Metro: For those of you who live in DC (excluding Northern Virginia residents), buy a SmarTrip Card either online or at any nearby grocery or convenience store. SmarTrip Cards save $1 per trip on MetroRail and $0.20 on MetroBus. Traffic is very easy to predict, as WMATA reports arrival times and any delays very accurately to the exact minute. During rush hour, the tunnels for MetroRail do get crowded, and some people get left off of a train and have to wait for the next one due to congestion. However, trains arrive very frequently for most stops, and the worst that can really happen is a 10 minute delay.
MetroRail stations are very accessible and chances are that there are many, if not only one, stations located within reasonable walking distance from where you live. For smartphone users, the app iTrans DC is an interactive map that shows all MetroRail stops and lines. The app also provides live updates for delays and construction. You can also plan your trip with the app, and it will give you a good estimation of your arrival time. Sometimes, there are many different Metro lines that will get you to the same destination. Use Google Maps, which factors in Metro and walking time, to determine which route saves the most time. Also, some routes that take more time and require more walking might actually save you money.
Driving: Taking a car to work in DC is not so predictable. Traffic varies depending on construction work, weather, and accidents. And because the roads of DC are very narrow, bumpy, and filled with seemingly random stoplights and stopsigns, rush hour is very congested. Drivers are very aggressive, and many bikers swerve in and out of driving lanes. If your commuting route is strictly located in DC, I would advise against driving. Because of the heavy traffic and small streets, driving will actually take more time. Adding in the cost of gas and the high prices of urban parking, using the Metro is a more cost-efficient method as well.
Bike riding is also another viable option in DC. There are plenty of biking lanes and trails throughout the entire city. However, aggressive car drivers and traffic along with confusing roads might make this a less safe option. And especially in the summer, heat and humidity will ruin your clothes after bikerides.

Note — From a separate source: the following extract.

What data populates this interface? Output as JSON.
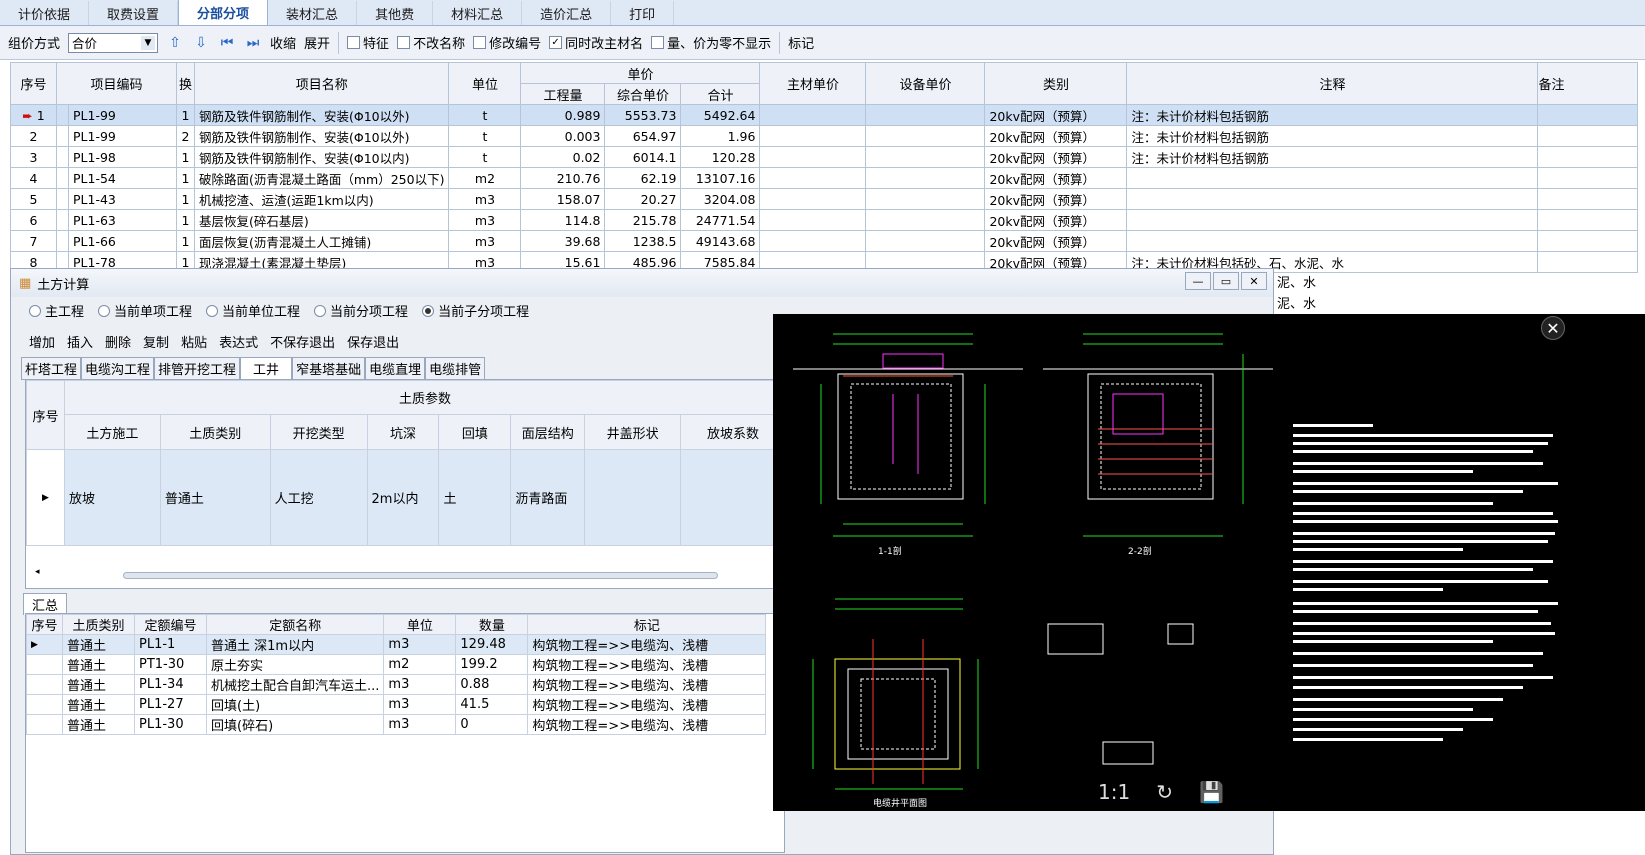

For interns living in Northern Virginia, the answer is less clear. The Metro does extend to certain areas in Arlington and Alexandria, but if you live anywhere else, you would have to walk a good amount or take a busline and transfer to the nearest MetroRail station. Take my case for example. I live midway between Alexandria and Arlington. If I were to use public transit, I would have to first take the 16D busline to the Pentagon Metro station. Then, I would ride 5 stops to arrive at the King Street Metro, which is near my work at NCUA. This would take 1 hour (one way) and cost a total of around $5 per day. However, driving only takes 15 minutes, and parking is provided. The amount of gas I would need costs around $2.50 per day. So by driving rather than taking the Metro, I would save $2.50 per day and 1.5 hours of driving. In other words, I’d save around $14.50 per day! So if you live close to a Metroline in Northern VA, I would still go with that. But otherwise, driving will save lots of time and money.
‘Till Next Week,